**What you should do:**
From the entries below, gather every line containing the string "stamp".

**Input material:**

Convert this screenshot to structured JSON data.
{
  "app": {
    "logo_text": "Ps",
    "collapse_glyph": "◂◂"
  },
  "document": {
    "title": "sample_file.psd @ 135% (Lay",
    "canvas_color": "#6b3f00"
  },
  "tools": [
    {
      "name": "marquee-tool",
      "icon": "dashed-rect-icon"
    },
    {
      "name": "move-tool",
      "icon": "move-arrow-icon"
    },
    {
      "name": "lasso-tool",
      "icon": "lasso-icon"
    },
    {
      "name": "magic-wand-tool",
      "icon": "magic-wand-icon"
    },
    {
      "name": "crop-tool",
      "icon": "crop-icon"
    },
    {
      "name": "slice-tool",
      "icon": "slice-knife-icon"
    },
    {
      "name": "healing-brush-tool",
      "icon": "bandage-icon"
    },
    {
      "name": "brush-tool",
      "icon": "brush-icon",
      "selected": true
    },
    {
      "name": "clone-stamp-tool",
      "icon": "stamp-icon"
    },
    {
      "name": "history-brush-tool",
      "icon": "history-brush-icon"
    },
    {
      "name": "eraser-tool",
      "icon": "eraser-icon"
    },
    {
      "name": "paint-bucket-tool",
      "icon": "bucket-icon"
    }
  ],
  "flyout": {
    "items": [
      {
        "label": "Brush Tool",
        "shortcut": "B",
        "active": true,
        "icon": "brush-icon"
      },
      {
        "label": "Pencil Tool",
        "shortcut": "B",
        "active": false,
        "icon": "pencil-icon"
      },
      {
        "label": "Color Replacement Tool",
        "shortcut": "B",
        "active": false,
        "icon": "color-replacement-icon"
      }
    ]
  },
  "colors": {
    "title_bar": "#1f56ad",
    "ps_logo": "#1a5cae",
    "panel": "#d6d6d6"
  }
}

**Output:**
      "name": "clone-stamp-tool",
      "icon": "stamp-icon"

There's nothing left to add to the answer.